When Religion Breeds Intolerance: A personal Encounter

Posted on 12/27/2012 by with 0 comments

When Religion Breeds Intolerance: A personal Encounter

 By Marlene Caroselli

She proclaims to be a missionary, spreading the word of Christ around the world. Missionaries are known to do good things. But is espousing intolerance one of them?  At any rate, this missionary has served in exotic lands, where centipedes grow to a foot in length and natives survive on the bounty of land and sea.

But discomfort came about when she began to cast veiled aspersions upon those of the Muslim faith. Social circumstances were such that one could not express what he or she might feel about intolerance, but it was difficult not to make a veiled allusion about a brilliant nephew-in-law, which she probably would like anyway because he was Muslim.

A few weeks later, the same pious missionary made more disparaging remarks about minorities, especially those with skin color darker than her own. It was at the height of the political season, and having been raised not to discuss politics or religion at social gatherings, only polite observations were made and the subject of conversation was changed.

Not long thereafter, gays and lesbians became part of her dislike-filled (perhaps even hate-filled) focus.  So now, at least half the people in the world are excluded from her Gospel-spreading embrace.

There was more to come, however. In this social setting, in which it was difficult to extricate oneself, the topic turned to movies and then to Hollywood.  Soon, it was clear that in addition to Muslims, minorities, and people not heterosexual in their preferences, she disliked the Hollywood crowd. “They’ve all been married five or six times.”

When religion breeds intolerance
Photo Credit: futurevoicesofamerica.org

It was posed to her the possibility that the divorce rate in Hollywood was no worse than the rate for the nation in general.
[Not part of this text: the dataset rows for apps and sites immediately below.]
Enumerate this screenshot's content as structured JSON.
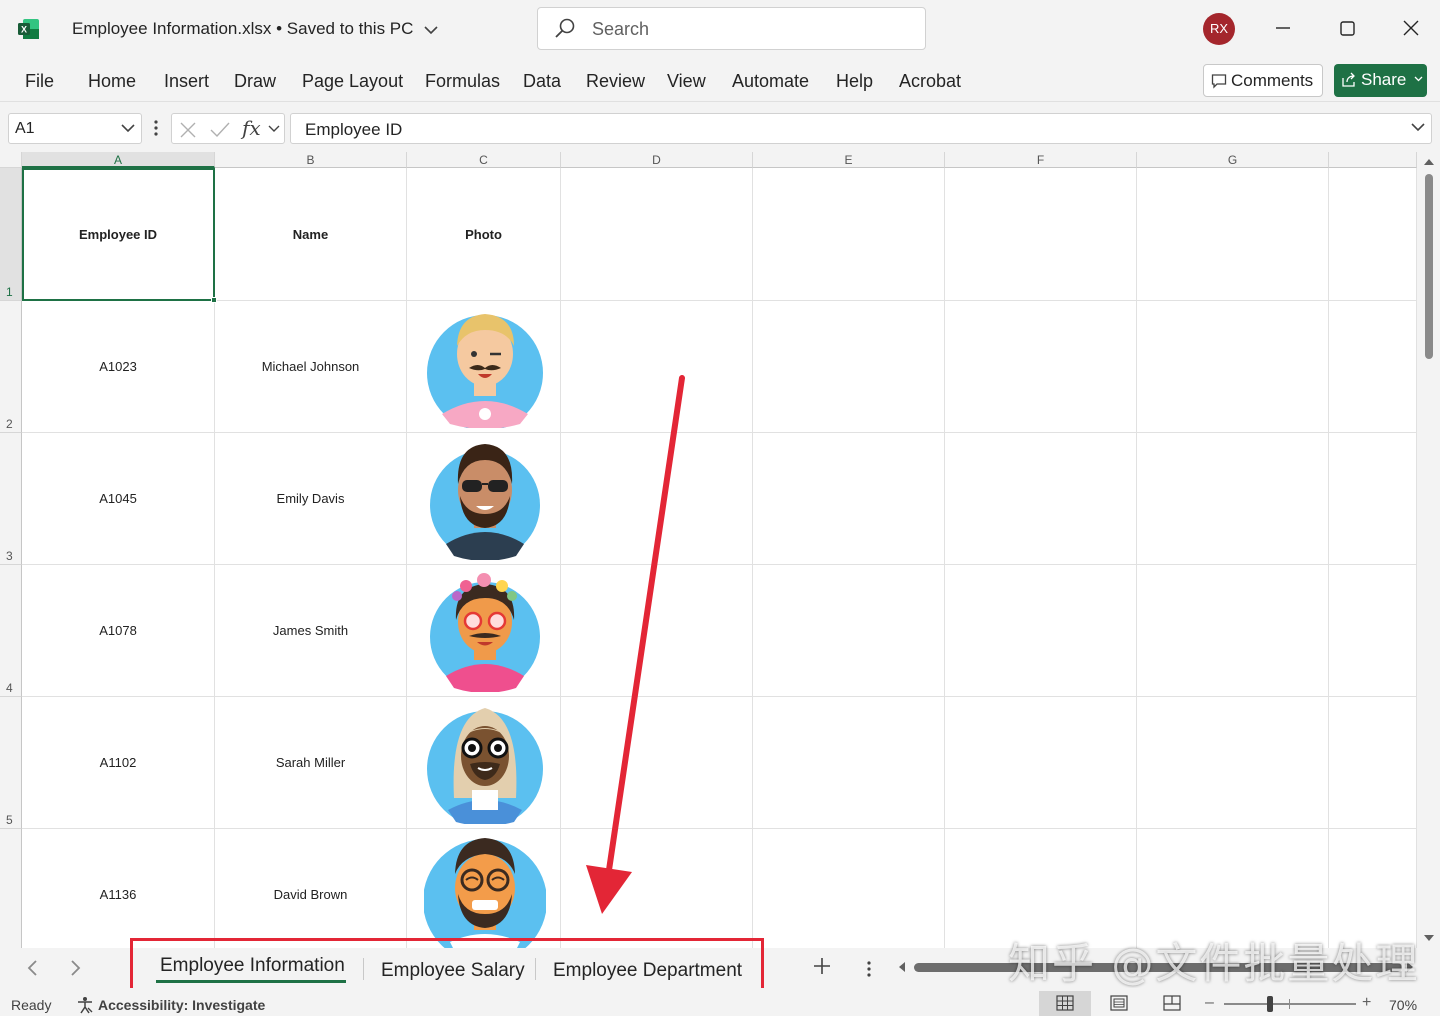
{
  "titlebar": {
    "doc_name": "Employee Information.xlsx",
    "separator": "•",
    "save_status": "Saved to this PC",
    "search_placeholder": "Search",
    "user_initials": "RX"
  },
  "menu": [
    "File",
    "Home",
    "Insert",
    "Draw",
    "Page Layout",
    "Formulas",
    "Data",
    "Review",
    "View",
    "Automate",
    "Help",
    "Acrobat"
  ],
  "actions": {
    "comments": "Comments",
    "share": "Share"
  },
  "formula_bar": {
    "name_box": "A1",
    "fx": "fx",
    "content": "Employee ID"
  },
  "columns": [
    "A",
    "B",
    "C",
    "D",
    "E",
    "F",
    "G"
  ],
  "rows": [
    "1",
    "2",
    "3",
    "4",
    "5"
  ],
  "table": {
    "headers": [
      "Employee ID",
      "Name",
      "Photo"
    ],
    "records": [
      {
        "id": "A1023",
        "name": "Michael Johnson"
      },
      {
        "id": "A1045",
        "name": "Emily Davis"
      },
      {
        "id": "A1078",
        "name": "James Smith"
      },
      {
        "id": "A1102",
        "name": "Sarah Miller"
      },
      {
        "id": "A1136",
        "name": "David Brown"
      }
    ]
  },
  "sheets": [
    {
      "name": "Employee Information",
      "active": true
    },
    {
      "name": "Employee Salary",
      "active": false
    },
    {
      "name": "Employee Department",
      "active": false
    }
  ],
  "watermark": "知乎 @文件批量处理",
  "status": {
    "ready": "Ready",
    "accessibility": "Accessibility: Investigate",
    "zoom": "70%",
    "zoom_level_fraction": 0.35
  },
  "colors": {
    "accent": "#1e7145",
    "annotation_red": "#e32636",
    "avatar_bg": "#a4262c",
    "photo_bg": "#5bc0f0"
  }
}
Actor, Alan Alda, was offered as an example who has been married to the same woman for more than a half-century.Clearly, she believes one cannot be simultaneously Christian, liberal and moral. Why are these perceived as antithetical terms? And, the real question is, “How extensive is this kind of thinking?”What do you think?

Janice S. Ellis